Focusing on design allowed me to consider design elements in collaboration with other designers in different fields. When there is synergy, this can produce exciting products. Fashion, automotive, furniture and other industries can offer yachting inspiration that we can use to connect with clients other than these overlapping ideas. Photo: Tansu YachtsWhat do you think are the most important trends for the future of the sector?
At Tansu, we focus more on simple and timeless design principles and not so much on trends. We believe this reflects our core values and our ability to deliver long-term value to our customers.Photo: TWW YachtsWhat the future holds Tansu?
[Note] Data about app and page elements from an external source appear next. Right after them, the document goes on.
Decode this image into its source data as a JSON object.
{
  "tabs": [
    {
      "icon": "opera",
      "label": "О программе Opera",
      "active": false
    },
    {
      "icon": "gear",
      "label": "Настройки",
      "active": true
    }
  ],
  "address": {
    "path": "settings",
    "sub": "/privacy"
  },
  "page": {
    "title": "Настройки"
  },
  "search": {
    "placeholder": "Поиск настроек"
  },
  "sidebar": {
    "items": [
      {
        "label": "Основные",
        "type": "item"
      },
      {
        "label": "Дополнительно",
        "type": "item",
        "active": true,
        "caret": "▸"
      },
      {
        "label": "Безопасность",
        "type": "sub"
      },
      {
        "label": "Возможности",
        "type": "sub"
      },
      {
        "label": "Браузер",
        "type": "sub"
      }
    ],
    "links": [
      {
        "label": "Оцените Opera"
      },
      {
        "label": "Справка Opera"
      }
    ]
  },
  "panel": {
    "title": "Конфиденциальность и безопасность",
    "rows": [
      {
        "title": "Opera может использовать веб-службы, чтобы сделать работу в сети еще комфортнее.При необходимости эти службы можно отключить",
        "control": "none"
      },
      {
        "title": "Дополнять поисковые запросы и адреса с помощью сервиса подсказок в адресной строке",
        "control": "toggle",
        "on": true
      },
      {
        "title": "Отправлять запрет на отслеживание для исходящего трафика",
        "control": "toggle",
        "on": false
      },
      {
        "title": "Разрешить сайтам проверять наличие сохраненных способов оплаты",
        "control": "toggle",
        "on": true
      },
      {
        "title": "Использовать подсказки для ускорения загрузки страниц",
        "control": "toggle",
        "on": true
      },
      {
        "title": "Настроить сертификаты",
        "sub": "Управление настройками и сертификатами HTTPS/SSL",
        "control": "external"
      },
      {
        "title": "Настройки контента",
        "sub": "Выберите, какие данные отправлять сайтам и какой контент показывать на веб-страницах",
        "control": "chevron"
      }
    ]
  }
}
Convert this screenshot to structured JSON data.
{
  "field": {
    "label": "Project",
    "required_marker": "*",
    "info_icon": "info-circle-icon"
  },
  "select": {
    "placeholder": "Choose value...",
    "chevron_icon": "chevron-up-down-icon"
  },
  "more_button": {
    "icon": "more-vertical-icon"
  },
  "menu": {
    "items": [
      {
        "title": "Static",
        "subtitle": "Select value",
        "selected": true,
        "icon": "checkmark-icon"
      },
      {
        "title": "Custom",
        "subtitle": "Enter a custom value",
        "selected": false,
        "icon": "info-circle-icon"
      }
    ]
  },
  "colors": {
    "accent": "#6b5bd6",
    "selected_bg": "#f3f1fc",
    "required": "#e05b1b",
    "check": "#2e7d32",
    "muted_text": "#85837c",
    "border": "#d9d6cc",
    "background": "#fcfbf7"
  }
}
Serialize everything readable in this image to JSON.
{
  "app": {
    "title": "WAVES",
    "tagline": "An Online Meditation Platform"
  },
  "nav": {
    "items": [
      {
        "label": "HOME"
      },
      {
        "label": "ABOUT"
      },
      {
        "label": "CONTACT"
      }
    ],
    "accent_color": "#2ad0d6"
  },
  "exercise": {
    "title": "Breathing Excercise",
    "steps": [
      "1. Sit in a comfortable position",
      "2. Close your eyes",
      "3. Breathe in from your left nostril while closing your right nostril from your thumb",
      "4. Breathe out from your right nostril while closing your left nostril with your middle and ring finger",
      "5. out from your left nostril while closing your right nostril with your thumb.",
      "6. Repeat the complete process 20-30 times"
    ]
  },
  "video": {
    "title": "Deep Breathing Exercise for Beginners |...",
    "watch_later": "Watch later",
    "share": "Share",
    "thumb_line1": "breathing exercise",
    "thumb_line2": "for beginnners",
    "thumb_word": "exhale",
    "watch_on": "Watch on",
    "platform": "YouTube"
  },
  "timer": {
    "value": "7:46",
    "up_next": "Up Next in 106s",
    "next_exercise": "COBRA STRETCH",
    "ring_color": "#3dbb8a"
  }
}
During this unfortunate legal process, there has been some confusion about Tansu’s status and future. I have heard people trying to take advantage of the situation and mention that they are partners or involved in one way or another with Tansu. It is true that during this time I have had negotiations with some investors, but none of them ended until we cleared our name and started looking forward again. One of these was the idea of producing smaller yachts under 30 meters with an Italian partner. In September of last year, during the MYS, we discussed and announced a collaboration to do so, producing in Italy. However, this collaboration never went on, ending before it really started. Any representation of the Tansu without my explicit acknowledgment is therefore entirely erroneous and false.